■ PROBLEM
For each line in the data below that has the word "post", copy that line.

■ SUPPLIED MATERIAL
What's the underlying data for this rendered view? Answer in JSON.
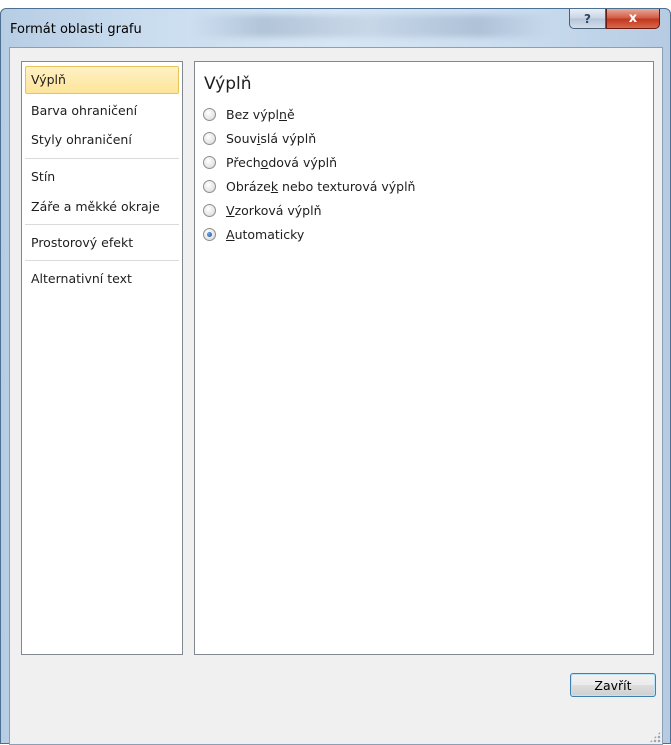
{
  "window": {
    "title": "Formát oblasti grafu",
    "help_label": "?",
    "close_label": "x"
  },
  "nav": {
    "items": [
      {
        "label": "Výplň",
        "selected": true
      },
      {
        "label": "Barva ohraničení",
        "selected": false
      },
      {
        "label": "Styly ohraničení",
        "selected": false
      },
      {
        "label": "Stín",
        "selected": false
      },
      {
        "label": "Záře a měkké okraje",
        "selected": false
      },
      {
        "label": "Prostorový efekt",
        "selected": false
      },
      {
        "label": "Alternativní text",
        "selected": false
      }
    ]
  },
  "panel": {
    "title": "Výplň",
    "options": [
      {
        "pre": "Bez výpl",
        "key": "n",
        "post": "ě",
        "checked": false
      },
      {
        "pre": "Souv",
        "key": "i",
        "post": "slá výplň",
        "checked": false
      },
      {
        "pre": "Přech",
        "key": "o",
        "post": "dová výplň",
        "checked": false
      },
      {
        "pre": "Obráze",
        "key": "k",
        "post": " nebo texturová výplň",
        "checked": false
      },
      {
        "pre": "",
        "key": "V",
        "post": "zorková výplň",
        "checked": false
      },
      {
        "pre": "",
        "key": "A",
        "post": "utomaticky",
        "checked": true
      }
    ]
  },
  "footer": {
    "close_button": "Zavřít"
  },
  "colors": {
    "selection_fill": "#fde59a",
    "selection_border": "#e8c25a",
    "close_red": "#c2371f",
    "button_focus_border": "#3c7fb1"
  }
}
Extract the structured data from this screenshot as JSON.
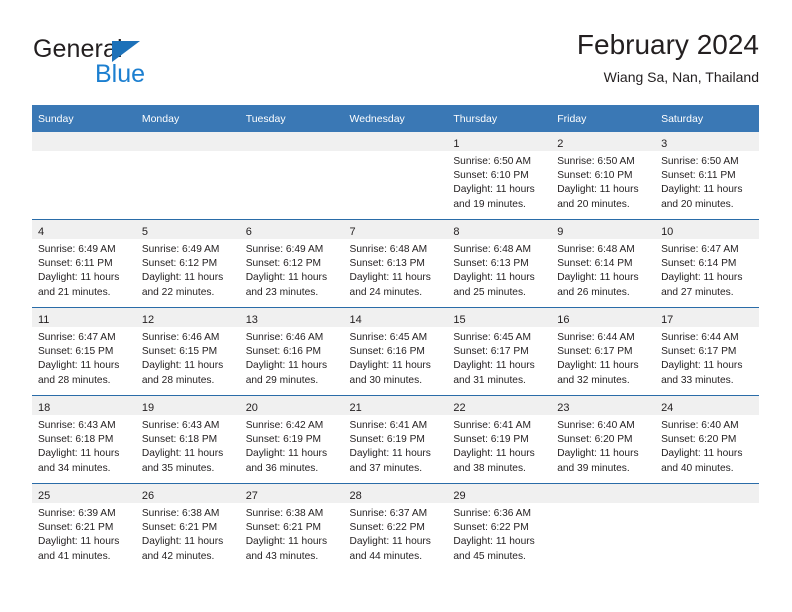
{
  "brand": {
    "name_part1": "General",
    "name_part2": "Blue",
    "triangle_color": "#1c71b9",
    "blue_text_color": "#1c7fd0",
    "logo_icon": "triangle-flag-icon"
  },
  "header": {
    "title": "February 2024",
    "subtitle": "Wiang Sa, Nan, Thailand"
  },
  "theme": {
    "header_bg": "#3a78b5",
    "row_divider": "#2a6ca8",
    "daynum_band_bg": "#f0f0f0",
    "text": "#231f20"
  },
  "weekdays": [
    "Sunday",
    "Monday",
    "Tuesday",
    "Wednesday",
    "Thursday",
    "Friday",
    "Saturday"
  ],
  "weeks": [
    [
      {
        "day": "",
        "sunrise": "",
        "sunset": "",
        "daylight1": "",
        "daylight2": ""
      },
      {
        "day": "",
        "sunrise": "",
        "sunset": "",
        "daylight1": "",
        "daylight2": ""
      },
      {
        "day": "",
        "sunrise": "",
        "sunset": "",
        "daylight1": "",
        "daylight2": ""
      },
      {
        "day": "",
        "sunrise": "",
        "sunset": "",
        "daylight1": "",
        "daylight2": ""
      },
      {
        "day": "1",
        "sunrise": "Sunrise: 6:50 AM",
        "sunset": "Sunset: 6:10 PM",
        "daylight1": "Daylight: 11 hours",
        "daylight2": "and 19 minutes."
      },
      {
        "day": "2",
        "sunrise": "Sunrise: 6:50 AM",
        "sunset": "Sunset: 6:10 PM",
        "daylight1": "Daylight: 11 hours",
        "daylight2": "and 20 minutes."
      },
      {
        "day": "3",
        "sunrise": "Sunrise: 6:50 AM",
        "sunset": "Sunset: 6:11 PM",
        "daylight1": "Daylight: 11 hours",
        "daylight2": "and 20 minutes."
      }
    ],
    [
      {
        "day": "4",
        "sunrise": "Sunrise: 6:49 AM",
        "sunset": "Sunset: 6:11 PM",
        "daylight1": "Daylight: 11 hours",
        "daylight2": "and 21 minutes."
      },
      {
        "day": "5",
        "sunrise": "Sunrise: 6:49 AM",
        "sunset": "Sunset: 6:12 PM",
        "daylight1": "Daylight: 11 hours",
        "daylight2": "and 22 minutes."
      },
      {
        "day": "6",
        "sunrise": "Sunrise: 6:49 AM",
        "sunset": "Sunset: 6:12 PM",
        "daylight1": "Daylight: 11 hours",
        "daylight2": "and 23 minutes."
      },
      {
        "day": "7",
        "sunrise": "Sunrise: 6:48 AM",
        "sunset": "Sunset: 6:13 PM",
        "daylight1": "Daylight: 11 hours",
        "daylight2": "and 24 minutes."
      },
      {
        "day": "8",
        "sunrise": "Sunrise: 6:48 AM",
        "sunset": "Sunset: 6:13 PM",
        "daylight1": "Daylight: 11 hours",
        "daylight2": "and 25 minutes."
      },
      {
        "day": "9",
        "sunrise": "Sunrise: 6:48 AM",
        "sunset": "Sunset: 6:14 PM",
        "daylight1": "Daylight: 11 hours",
        "daylight2": "and 26 minutes."
      },
      {
        "day": "10",
        "sunrise": "Sunrise: 6:47 AM",
        "sunset": "Sunset: 6:14 PM",
        "daylight1": "Daylight: 11 hours",
        "daylight2": "and 27 minutes."
      }
    ],
    [
      {
        "day": "11",
        "sunrise": "Sunrise: 6:47 AM",
        "sunset": "Sunset: 6:15 PM",
        "daylight1": "Daylight: 11 hours",
        "daylight2": "and 28 minutes."
      },
      {
        "day": "12",
        "sunrise": "Sunrise: 6:46 AM",
        "sunset": "Sunset: 6:15 PM",
        "daylight1": "Daylight: 11 hours",
        "daylight2": "and 28 minutes."
      },
      {
        "day": "13",
        "sunrise": "Sunrise: 6:46 AM",
        "sunset": "Sunset: 6:16 PM",
        "daylight1": "Daylight: 11 hours",
        "daylight2": "and 29 minutes."
      },
      {
        "day": "14",
        "sunrise": "Sunrise: 6:45 AM",
        "sunset": "Sunset: 6:16 PM",
        "daylight1": "Daylight: 11 hours",
        "daylight2": "and 30 minutes."
      },
      {
        "day": "15",
        "sunrise": "Sunrise: 6:45 AM",
        "sunset": "Sunset: 6:17 PM",
        "daylight1": "Daylight: 11 hours",
        "daylight2": "and 31 minutes."
      },
      {
        "day": "16",
        "sunrise": "Sunrise: 6:44 AM",
        "sunset": "Sunset: 6:17 PM",
        "daylight1": "Daylight: 11 hours",
        "daylight2": "and 32 minutes."
      },
      {
        "day": "17",
        "sunrise": "Sunrise: 6:44 AM",
        "sunset": "Sunset: 6:17 PM",
        "daylight1": "Daylight: 11 hours",
        "daylight2": "and 33 minutes."
      }
    ],
    [
      {
        "day": "18",
        "sunrise": "Sunrise: 6:43 AM",
        "sunset": "Sunset: 6:18 PM",
        "daylight1": "Daylight: 11 hours",
        "daylight2": "and 34 minutes."
      },
      {
        "day": "19",
        "sunrise": "Sunrise: 6:43 AM",
        "sunset": "Sunset: 6:18 PM",
        "daylight1": "Daylight: 11 hours",
        "daylight2": "and 35 minutes."
      },
      {
        "day": "20",
        "sunrise": "Sunrise: 6:42 AM",
        "sunset": "Sunset: 6:19 PM",
        "daylight1": "Daylight: 11 hours",
        "daylight2": "and 36 minutes."
      },
      {
        "day": "21",
        "sunrise": "Sunrise: 6:41 AM",
        "sunset": "Sunset: 6:19 PM",
        "daylight1": "Daylight: 11 hours",
        "daylight2": "and 37 minutes."
      },
      {
        "day": "22",
        "sunrise": "Sunrise: 6:41 AM",
        "sunset": "Sunset: 6:19 PM",
        "daylight1": "Daylight: 11 hours",
        "daylight2": "and 38 minutes."
      },
      {
        "day": "23",
        "sunrise": "Sunrise: 6:40 AM",
        "sunset": "Sunset: 6:20 PM",
        "daylight1": "Daylight: 11 hours",
        "daylight2": "and 39 minutes."
      },
      {
        "day": "24",
        "sunrise": "Sunrise: 6:40 AM",
        "sunset": "Sunset: 6:20 PM",
        "daylight1": "Daylight: 11 hours",
        "daylight2": "and 40 minutes."
      }
    ],
    [
      {
        "day": "25",
        "sunrise": "Sunrise: 6:39 AM",
        "sunset": "Sunset: 6:21 PM",
        "daylight1": "Daylight: 11 hours",
        "daylight2": "and 41 minutes."
      },
      {
        "day": "26",
        "sunrise": "Sunrise: 6:38 AM",
        "sunset": "Sunset: 6:21 PM",
        "daylight1": "Daylight: 11 hours",
        "daylight2": "and 42 minutes."
      },
      {
        "day": "27",
        "sunrise": "Sunrise: 6:38 AM",
        "sunset": "Sunset: 6:21 PM",
        "daylight1": "Daylight: 11 hours",
        "daylight2": "and 43 minutes."
      },
      {
        "day": "28",
        "sunrise": "Sunrise: 6:37 AM",
        "sunset": "Sunset: 6:22 PM",
        "daylight1": "Daylight: 11 hours",
        "daylight2": "and 44 minutes."
      },
      {
        "day": "29",
        "sunrise": "Sunrise: 6:36 AM",
        "sunset": "Sunset: 6:22 PM",
        "daylight1": "Daylight: 11 hours",
        "daylight2": "and 45 minutes."
      },
      {
        "day": "",
        "sunrise": "",
        "sunset": "",
        "daylight1": "",
        "daylight2": ""
      },
      {
        "day": "",
        "sunrise": "",
        "sunset": "",
        "daylight1": "",
        "daylight2": ""
      }
    ]
  ]
}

■ EXERCISE RESULT
        "post": "ě",
        "post": "slá výplň",
        "post": "dová výplň",
        "post": " nebo texturová výplň",
        "post": "zorková výplň",
        "post": "utomaticky",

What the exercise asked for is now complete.